But it was his choral masterpiece Ars Poetica, which the Lark Geghart Choir under Vatsche Barsoumian dispatched with unsettling intensity, that most powerfully seared itself into the listener. A weighty rumination on the passing of time and inevitable death, on the transience and beauty of life itself, Mansurian’s music fuses into the verses by Yegishe Charents that it sets into an organic whole. Here composer and poet become extensions of each other, threaded by a cosmic filament spanning the chasm of time, which they both extend to the listener, inviting them into their artistic communion.
There is a strong sense of the stoic in this mighty score, which recalls the words of Seneca: “Study death always.” Yet upon entering the world of Ars Poetica, listeners may find themselves disarmed by the austere gracefulness with which these matters are addressed.

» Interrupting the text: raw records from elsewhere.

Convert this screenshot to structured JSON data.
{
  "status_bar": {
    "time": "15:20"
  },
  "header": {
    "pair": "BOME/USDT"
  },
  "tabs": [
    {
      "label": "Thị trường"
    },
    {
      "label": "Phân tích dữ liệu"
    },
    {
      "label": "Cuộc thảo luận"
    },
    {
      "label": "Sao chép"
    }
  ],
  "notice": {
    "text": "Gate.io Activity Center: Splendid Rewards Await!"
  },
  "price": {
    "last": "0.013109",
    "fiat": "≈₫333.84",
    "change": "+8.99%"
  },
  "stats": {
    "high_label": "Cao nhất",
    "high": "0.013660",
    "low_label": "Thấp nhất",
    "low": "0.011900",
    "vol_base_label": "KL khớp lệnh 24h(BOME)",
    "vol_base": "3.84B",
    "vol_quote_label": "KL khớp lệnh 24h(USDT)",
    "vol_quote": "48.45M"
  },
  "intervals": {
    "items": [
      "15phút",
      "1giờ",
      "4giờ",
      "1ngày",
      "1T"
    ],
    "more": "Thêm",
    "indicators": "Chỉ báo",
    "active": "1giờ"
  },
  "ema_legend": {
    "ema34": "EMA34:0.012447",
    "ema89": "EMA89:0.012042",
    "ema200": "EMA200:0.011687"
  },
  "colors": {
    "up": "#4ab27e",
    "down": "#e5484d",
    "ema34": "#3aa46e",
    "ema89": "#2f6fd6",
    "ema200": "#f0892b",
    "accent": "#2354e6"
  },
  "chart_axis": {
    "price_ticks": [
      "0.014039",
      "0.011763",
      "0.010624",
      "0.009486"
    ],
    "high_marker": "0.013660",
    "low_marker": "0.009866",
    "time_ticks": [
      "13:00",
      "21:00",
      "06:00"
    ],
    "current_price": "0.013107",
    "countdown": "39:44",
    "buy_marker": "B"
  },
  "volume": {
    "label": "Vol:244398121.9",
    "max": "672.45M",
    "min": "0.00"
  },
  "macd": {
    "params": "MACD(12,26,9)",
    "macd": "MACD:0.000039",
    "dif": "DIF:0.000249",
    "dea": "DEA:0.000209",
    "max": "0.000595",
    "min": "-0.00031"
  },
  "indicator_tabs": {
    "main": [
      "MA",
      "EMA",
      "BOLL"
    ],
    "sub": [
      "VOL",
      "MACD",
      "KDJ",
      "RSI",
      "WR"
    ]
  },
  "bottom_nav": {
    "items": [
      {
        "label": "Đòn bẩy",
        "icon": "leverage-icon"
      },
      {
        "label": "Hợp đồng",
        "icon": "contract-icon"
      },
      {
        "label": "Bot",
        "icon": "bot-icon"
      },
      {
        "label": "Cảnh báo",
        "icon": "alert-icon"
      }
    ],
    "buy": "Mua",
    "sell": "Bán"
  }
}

Perhaps it is here where the divide between Shostakovich and Mansurian most explicitly manifests itself. In the elder composer, death arrives as an interloper, the most despised of enemies. While no friend, Mansurian understands that death is but another character on the stage of life, a natural entity which one must accept.
Yet there remain things which even death cannot touch. These scores, simultaneously ancient and contemporary, will have earned themselves and their creator a well-deserved immortality.
—Néstor Castiglione, Culture Spot LA